Radeon HD 6850 vs Radeon HD 7750
IntroThe Radeon HD 6850 comes with a core clock frequency of 775 MHz and a GDDR5 memory frequency of 1000 MHz. It also features a 256-bit bus, and uses a 40 nm design. It features 960 SPUs, 48 TAUs, and 32 Raster Operation Units.
Compare that to the Radeon HD 7750, which uses a 28 nm design. AMD has clocked the core speed at 800 MHz. The GDDR5 memory works at a frequency of 1125 MHz on this particular model. It features 512 SPUs along with 32 TAUs and 16 ROPs.
Power Usage and Theoretical Benchmarks
Power Consumption (Max TDP)
The Radeon HD 6850, in theory, should perform a lot faster than the Radeon HD 7750 overall. (explain)
Texel RateThe Radeon HD 6850 is much (approximately 45%) faster with regards to AF than the Radeon HD 7750. (explain)
Pixel RateIf running with high levels of AA is important to you, then the Radeon HD 6850 is superior to the Radeon HD 7750, by a large margin. (explain)
Please note that the above 'benchmarks' are all just theoretical - the results were calculated based on the card's specifications, and real-world performance may (and probably will) vary at least a bit.
Please note that the price comparisons are based on search keywords - sometimes it might show cards with very similar names that are not exactly the same as the one chosen in the comparison. We do try to filter out the wrong results as best we can, though.
Memory Bandwidth: Bandwidth is the largest amount of data (measured in megabytes per second) that can be moved across the external memory interface in a second.
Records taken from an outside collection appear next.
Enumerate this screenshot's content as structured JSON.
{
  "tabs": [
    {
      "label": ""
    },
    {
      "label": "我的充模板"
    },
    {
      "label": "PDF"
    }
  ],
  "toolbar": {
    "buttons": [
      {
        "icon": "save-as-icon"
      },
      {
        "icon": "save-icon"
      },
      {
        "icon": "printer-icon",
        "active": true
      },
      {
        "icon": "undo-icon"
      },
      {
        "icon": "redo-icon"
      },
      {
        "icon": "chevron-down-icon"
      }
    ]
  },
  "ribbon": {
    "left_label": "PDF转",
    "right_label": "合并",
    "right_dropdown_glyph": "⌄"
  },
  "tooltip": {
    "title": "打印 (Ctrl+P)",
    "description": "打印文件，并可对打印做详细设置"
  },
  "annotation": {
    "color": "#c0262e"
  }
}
It is worked out by multiplying the bus width by the speed of its memory. In the case of DDR type RAM, it should be multiplied by 2 again. If it uses DDR5, multiply by 4 instead. The better the memory bandwidth, the faster the card will be in general. It especially helps with anti-aliasing, HDR and higher screen resolutions.
Texel Rate: Texel rate is the maximum texture map elements (texels) that can be processed per second. This is calculated by multiplying the total amount of texture units by the core clock speed of the chip. The better the texel rate, the better the card will be at texture filtering (anisotropic filtering - AF). It is measured in millions of texels applied in a second.
Pixel Rate: Pixel rate is the maximum number of pixels that the graphics card can possibly write to the local memory per second - measured in millions of pixels per second. The number is calculated by multiplying the amount of Raster Operations Pipelines by the the card's clock speed. ROPs (Raster Operations Pipelines - aka Render Output Units) are responsible for drawing the pixels (image) on the screen. The actual pixel output rate also depends on quite a few other factors, especially the memory bandwidth of the card - the lower the bandwidth is, the lower the potential to get to the max fill rate.